At $899, the Audeze LCD-i3 is a great option for audiophiles who love the planar magnetic sound but want a portable and-or lightweight solution with options for wired or wireless listening. It's got an engaging and detailed but relaxed sound and a soundstage that blows most IEMs out of the water. I think the LCD-i3 will especially shine with classical, blues, classic rocks, and bass-heavy music like EDM. Depending on your listening scenario, the open-back design may be a deal-breaker. But if you can live with that potential limitation or it's irrelevant for you, the LCD-i3 is a phenomenal IEM that will get you much of the way toward the LCD-i4 but at a fraction of the price.
Style: In-ear, semi open-back
Transducer type: Planar Magnetic
Magnetic structure: Fluxor™ magnet array
Phase management: Fazor
Magnet type: Neodymium N50
Diaphragm type: Ultra-thin Uniforce™
Transducer size: 30 mm
Maximum power handling: 500mW RMS
Maximum SPL: >130dB
Frequency response: 10Hz - 50kHz
THD: <0.1% @ 100dB
Impedance: 20 ohms

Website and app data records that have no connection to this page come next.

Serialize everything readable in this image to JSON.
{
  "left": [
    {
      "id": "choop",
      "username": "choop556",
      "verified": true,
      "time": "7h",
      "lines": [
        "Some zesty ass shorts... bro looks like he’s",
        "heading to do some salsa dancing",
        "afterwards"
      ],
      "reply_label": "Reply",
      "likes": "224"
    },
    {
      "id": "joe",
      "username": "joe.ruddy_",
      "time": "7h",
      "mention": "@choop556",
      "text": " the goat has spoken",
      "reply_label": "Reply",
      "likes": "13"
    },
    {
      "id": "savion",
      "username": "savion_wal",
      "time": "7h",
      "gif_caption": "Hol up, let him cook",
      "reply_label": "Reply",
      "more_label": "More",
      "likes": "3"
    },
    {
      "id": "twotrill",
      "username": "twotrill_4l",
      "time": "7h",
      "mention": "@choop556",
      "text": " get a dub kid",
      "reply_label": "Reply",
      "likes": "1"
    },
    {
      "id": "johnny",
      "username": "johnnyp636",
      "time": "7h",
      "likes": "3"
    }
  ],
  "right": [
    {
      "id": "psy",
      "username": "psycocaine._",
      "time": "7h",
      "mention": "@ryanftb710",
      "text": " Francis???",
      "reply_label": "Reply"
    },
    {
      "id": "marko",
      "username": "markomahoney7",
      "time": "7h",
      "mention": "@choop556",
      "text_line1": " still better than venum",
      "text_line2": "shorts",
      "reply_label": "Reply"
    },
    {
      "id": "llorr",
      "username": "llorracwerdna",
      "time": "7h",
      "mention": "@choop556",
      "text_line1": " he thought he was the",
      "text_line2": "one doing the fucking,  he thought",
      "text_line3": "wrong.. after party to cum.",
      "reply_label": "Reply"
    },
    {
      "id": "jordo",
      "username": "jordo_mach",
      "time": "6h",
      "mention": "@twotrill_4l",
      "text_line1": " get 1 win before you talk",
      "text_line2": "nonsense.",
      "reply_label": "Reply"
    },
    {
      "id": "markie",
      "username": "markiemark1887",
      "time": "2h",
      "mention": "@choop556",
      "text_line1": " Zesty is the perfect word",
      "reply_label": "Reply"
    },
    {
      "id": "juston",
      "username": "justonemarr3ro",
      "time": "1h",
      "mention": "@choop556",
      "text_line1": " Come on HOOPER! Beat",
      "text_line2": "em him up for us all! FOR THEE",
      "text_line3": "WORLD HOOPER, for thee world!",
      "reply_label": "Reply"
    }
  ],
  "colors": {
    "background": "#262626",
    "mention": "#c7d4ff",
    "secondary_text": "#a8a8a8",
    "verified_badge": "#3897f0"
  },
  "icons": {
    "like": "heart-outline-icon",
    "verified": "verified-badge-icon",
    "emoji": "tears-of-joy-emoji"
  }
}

Sensitivity: 110 dB/1mW (at Drum Reference Point)
Minimum power requirement: >50mW
What's in the Box
- 1.5m Auxiliary (3.5mm) Cable
- Audeze CIPHER Bluetooth Module
- Nylon Travel Case with foam insert
- Selection of Offset Ear Hooks and Ear Fins for customizable fit
- User Guide and Warranty Card
- Certificate of Authenticity
Review Video Coming Soon